About this exercise: Look through the listing below, and wherever a line has the string "aktiveret", pull it out.

Dataset excerpts: Begin

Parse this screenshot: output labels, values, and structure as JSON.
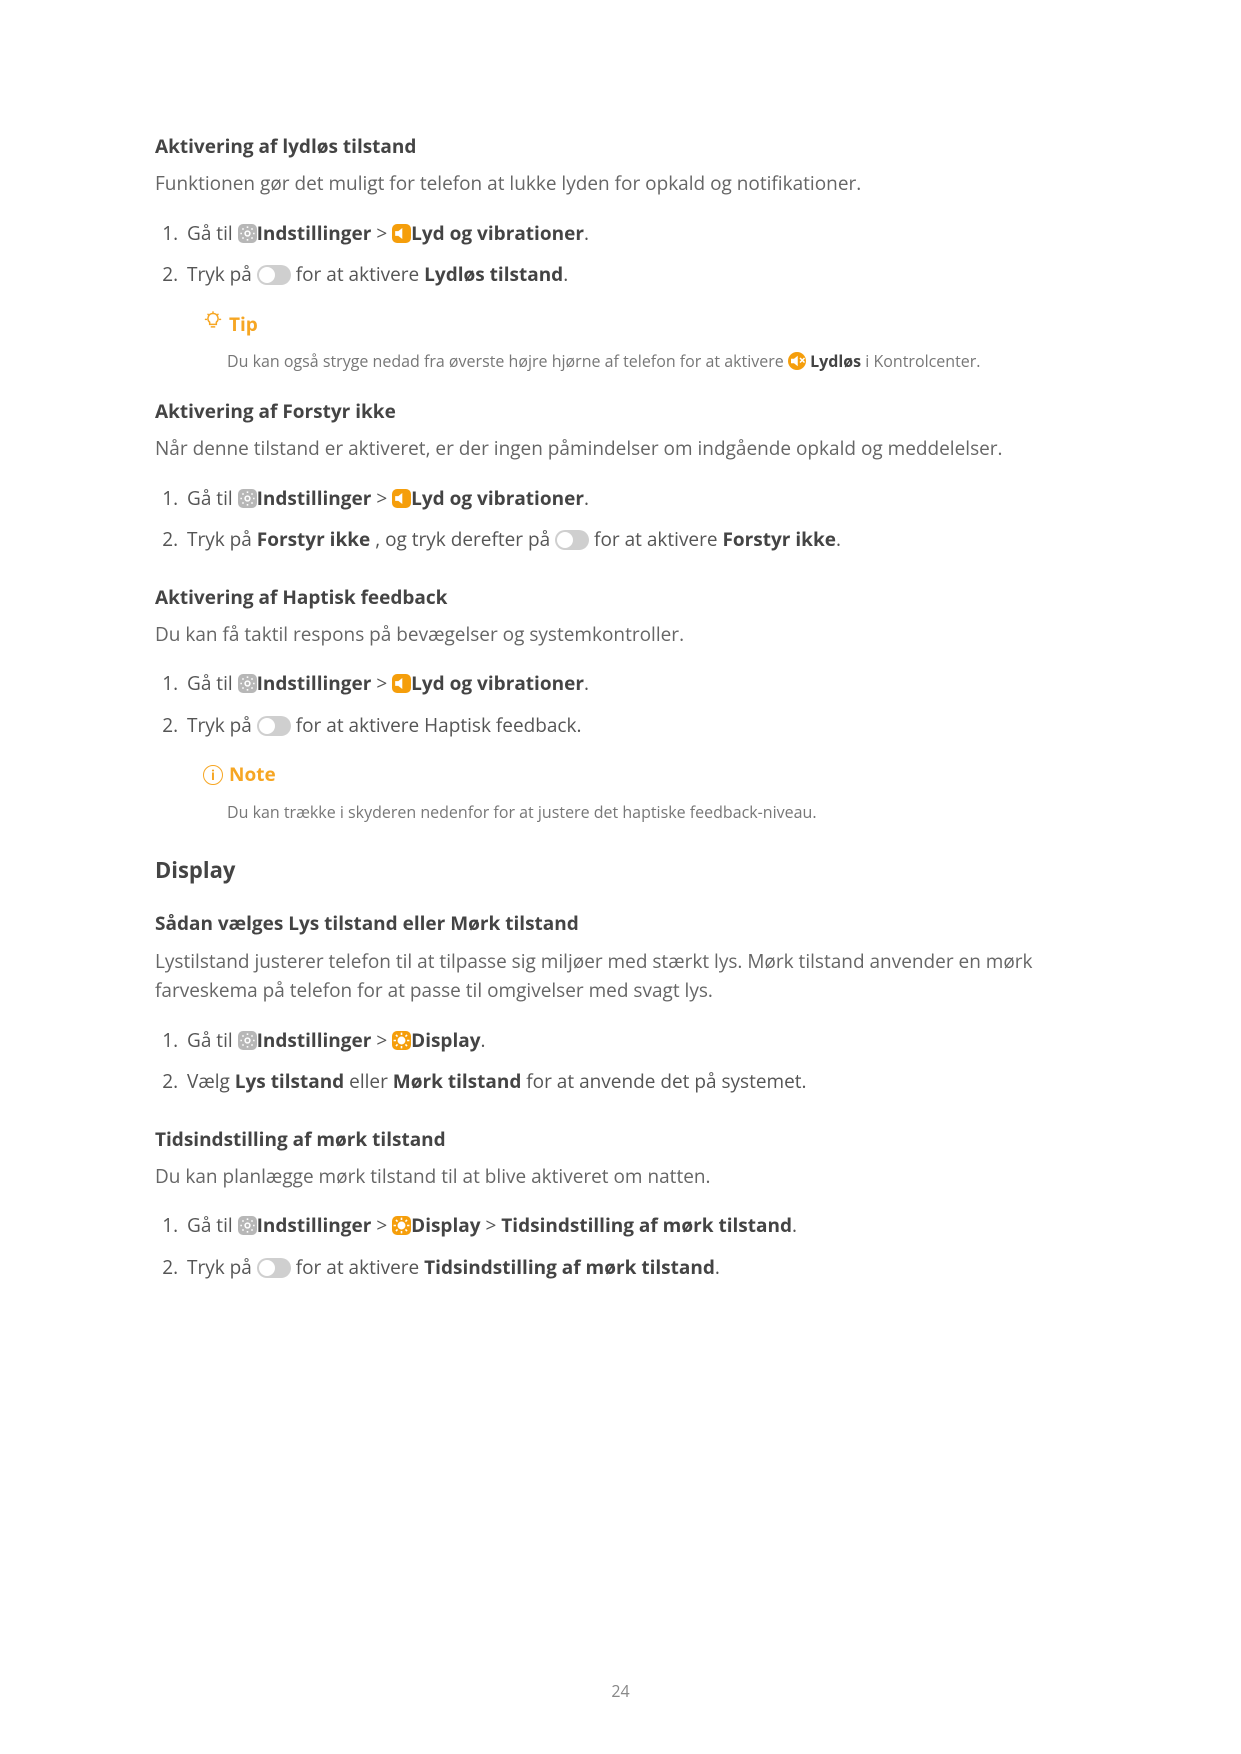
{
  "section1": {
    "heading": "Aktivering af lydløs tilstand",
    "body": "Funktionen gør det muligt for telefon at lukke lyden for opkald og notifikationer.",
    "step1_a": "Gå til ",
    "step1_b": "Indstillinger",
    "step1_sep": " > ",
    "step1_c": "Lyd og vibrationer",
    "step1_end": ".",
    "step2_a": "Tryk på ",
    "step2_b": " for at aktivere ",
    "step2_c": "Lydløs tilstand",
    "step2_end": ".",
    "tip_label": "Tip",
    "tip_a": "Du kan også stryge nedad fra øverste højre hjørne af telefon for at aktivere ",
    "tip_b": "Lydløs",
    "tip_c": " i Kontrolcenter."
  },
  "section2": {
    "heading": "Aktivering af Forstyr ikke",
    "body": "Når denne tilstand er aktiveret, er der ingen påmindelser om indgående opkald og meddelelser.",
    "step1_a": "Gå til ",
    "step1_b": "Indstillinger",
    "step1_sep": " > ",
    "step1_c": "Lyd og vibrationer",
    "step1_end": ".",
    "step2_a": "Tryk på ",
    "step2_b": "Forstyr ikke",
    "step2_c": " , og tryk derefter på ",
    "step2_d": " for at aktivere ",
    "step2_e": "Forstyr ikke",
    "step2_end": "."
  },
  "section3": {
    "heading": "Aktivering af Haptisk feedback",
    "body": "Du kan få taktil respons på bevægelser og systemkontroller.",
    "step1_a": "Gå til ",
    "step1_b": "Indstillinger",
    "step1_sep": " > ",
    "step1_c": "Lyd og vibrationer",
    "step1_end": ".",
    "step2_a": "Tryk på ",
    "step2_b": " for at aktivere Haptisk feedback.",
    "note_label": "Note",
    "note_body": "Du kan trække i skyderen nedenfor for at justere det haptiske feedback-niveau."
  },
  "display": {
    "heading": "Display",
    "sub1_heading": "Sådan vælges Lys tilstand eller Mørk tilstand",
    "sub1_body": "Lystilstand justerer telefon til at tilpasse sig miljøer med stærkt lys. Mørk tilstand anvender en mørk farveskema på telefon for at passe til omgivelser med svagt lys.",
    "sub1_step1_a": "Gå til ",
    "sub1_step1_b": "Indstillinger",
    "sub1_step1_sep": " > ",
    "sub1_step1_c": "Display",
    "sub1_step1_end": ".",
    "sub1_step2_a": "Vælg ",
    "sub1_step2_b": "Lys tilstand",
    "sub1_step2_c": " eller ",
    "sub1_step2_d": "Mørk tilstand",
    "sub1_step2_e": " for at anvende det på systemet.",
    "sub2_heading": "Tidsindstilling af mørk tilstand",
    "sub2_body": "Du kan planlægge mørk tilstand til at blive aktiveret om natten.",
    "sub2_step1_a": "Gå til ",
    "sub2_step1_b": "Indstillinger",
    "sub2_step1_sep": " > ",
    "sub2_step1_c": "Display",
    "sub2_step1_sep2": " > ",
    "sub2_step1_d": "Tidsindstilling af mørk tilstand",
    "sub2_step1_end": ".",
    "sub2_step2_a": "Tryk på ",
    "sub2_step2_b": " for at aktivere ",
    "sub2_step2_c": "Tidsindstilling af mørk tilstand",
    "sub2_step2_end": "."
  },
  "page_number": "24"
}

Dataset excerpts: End

Reply:
    "body": "Når denne tilstand er aktiveret, er der ingen påmindelser om indgående opkald og meddelelser.",
    "sub2_body": "Du kan planlægge mørk tilstand til at blive aktiveret om natten.",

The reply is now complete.